R18• The ‘R18’ category is a special and legally restricted classification primarily for explicit works of consenting sex or strong fetish material involving adults. Films may only be shown to adults in specially licensed cinemas, and video works may be supplied to adults only in licensed sex shops. ‘R18’ video works may not be supplied by mail order. The following content is not acceptable:• any material which is in breach of the criminal law, including material judged to be obscene under the current interpretation of the Obscene Publications Act 1959• material (including dialogue) likely to encourage an interest in sexually abusive activity (for example, paedophilia, incest or rape) which may include adults role-playing as non-adults• the portrayal of any sexual activity which involves lack of consent (whether real or simulated). Any form of physical restraint which prevents participants from indicating a withdrawal of consent• the infliction of pain or acts which may cause lasting physical harm, whether real or (in a sexual context) simulated. Some allowance may be made for moderate, non-abusive, consensual activity• penetration by any object associated with violence or likely to cause physical harm• any sexual threats, humiliation or abuse which does not form part of a clearly consenting role- playing game. Strong physical or verbal abuse, even if consensual, is unlikely to be acceptable.

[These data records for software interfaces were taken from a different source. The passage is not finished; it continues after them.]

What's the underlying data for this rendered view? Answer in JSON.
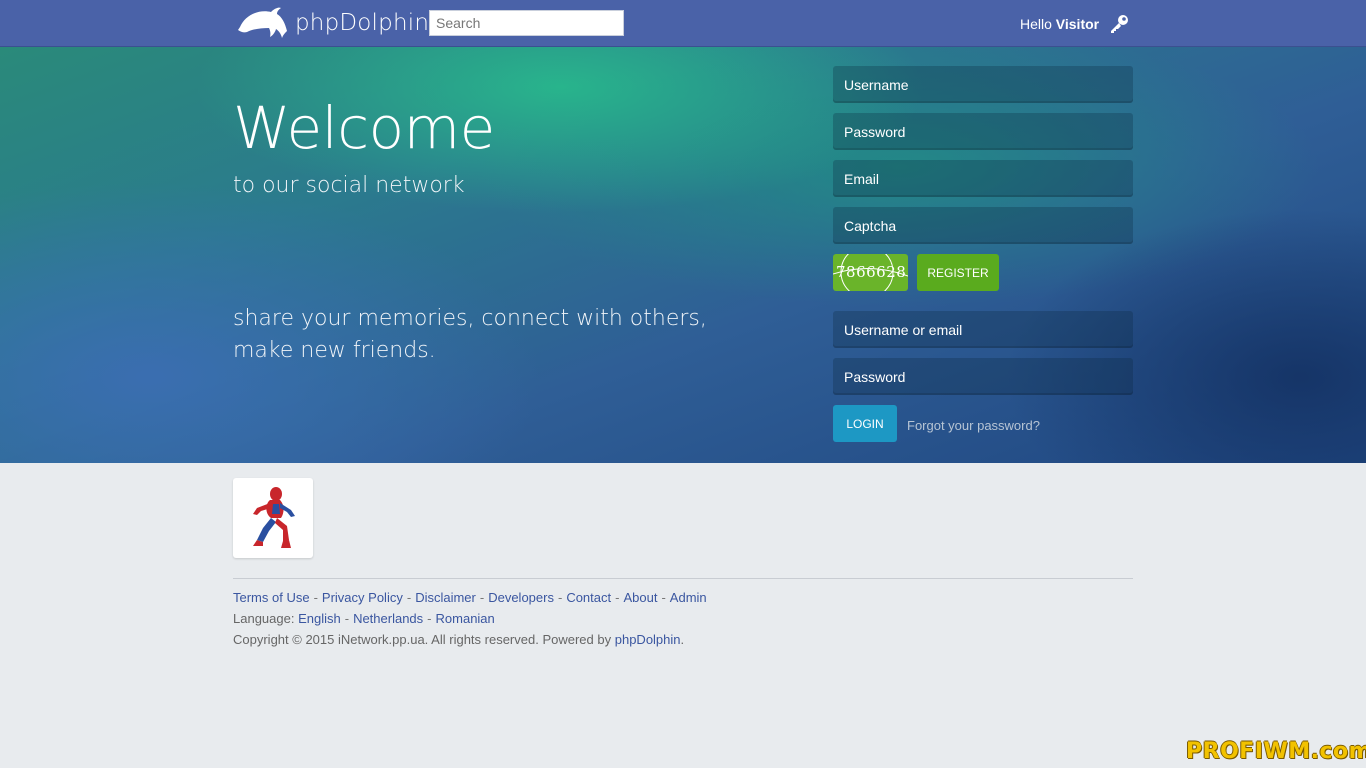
{
  "header": {
    "brand": "phpDolphin",
    "search_placeholder": "Search",
    "greeting": "Hello",
    "user": "Visitor",
    "icons": {
      "logo": "dolphin-icon",
      "login": "key-icon"
    }
  },
  "hero": {
    "title": "Welcome",
    "subtitle": "to our social network",
    "tagline": "share your memories, connect with others, make new friends."
  },
  "register_form": {
    "username_placeholder": "Username",
    "password_placeholder": "Password",
    "email_placeholder": "Email",
    "captcha_placeholder": "Captcha",
    "captcha_code": "7866628",
    "register_label": "REGISTER"
  },
  "login_form": {
    "username_placeholder": "Username or email",
    "password_placeholder": "Password",
    "login_label": "LOGIN",
    "forgot_label": "Forgot your password?"
  },
  "footer": {
    "links": [
      "Terms of Use",
      "Privacy Policy",
      "Disclaimer",
      "Developers",
      "Contact",
      "About",
      "Admin"
    ],
    "language_label": "Language:",
    "languages": [
      "English",
      "Netherlands",
      "Romanian"
    ],
    "copyright": "Copyright © 2015 iNetwork.pp.ua. All rights reserved. Powered by",
    "powered_by": "phpDolphin",
    "period": "."
  },
  "watermark": "PROFIWM.com",
  "colors": {
    "topbar": "#4a62a8",
    "register_button": "#5aab1e",
    "login_button": "#1d98c4",
    "link": "#3a56a0"
  }
}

• The BBFC was established in 1912 as the British Board of Film Censors by the film industry. Its legal basis was the Cinematograph Act 1909, which required cinemas to have licenses from local authorities.• While the Warners gangster films and other 1930s Hollywood films that dealt explicitly with crime and the effects of the Great Depression were released in the UK largely uncut, these subjects were strictly off-limits for British film-makers.• In 1984 the organisation changed its name to "reflect the fact that classification plays a far larger part in the Boards work than censorship".At that time it was given responsibility for classifying videos for hire or purchase to view in the home as well as films shown in cinemas.• In the case of films shown in cinemas, local authorities have the final legal authorisation over who can view a particular film. The majority of the time, local authorities accept the Boards recommendation for a certificate for a film. There have been some notable exceptions – particularly in the 1970s when the Board allowed films such as Last Tango in Paris and The Exorcist to be released with an X certificate (essentially the same as todays "18") – but many local authorities chose to ban the films regardless.• In 2002 BBFC made the 12a certificate• The 2011 horror film The Human Centipede II (Full Sequence)was denied classification.• A religious musical documentary entitled The I-Heart Revolution received a PG certificate in 2010, despite it containing references to sexual abuse and real images of violence and dead bodies, which would usually have cost the film a 15 certificate if it was not for the strong contextual justification was passed 15 due the similar content not being justified by the context.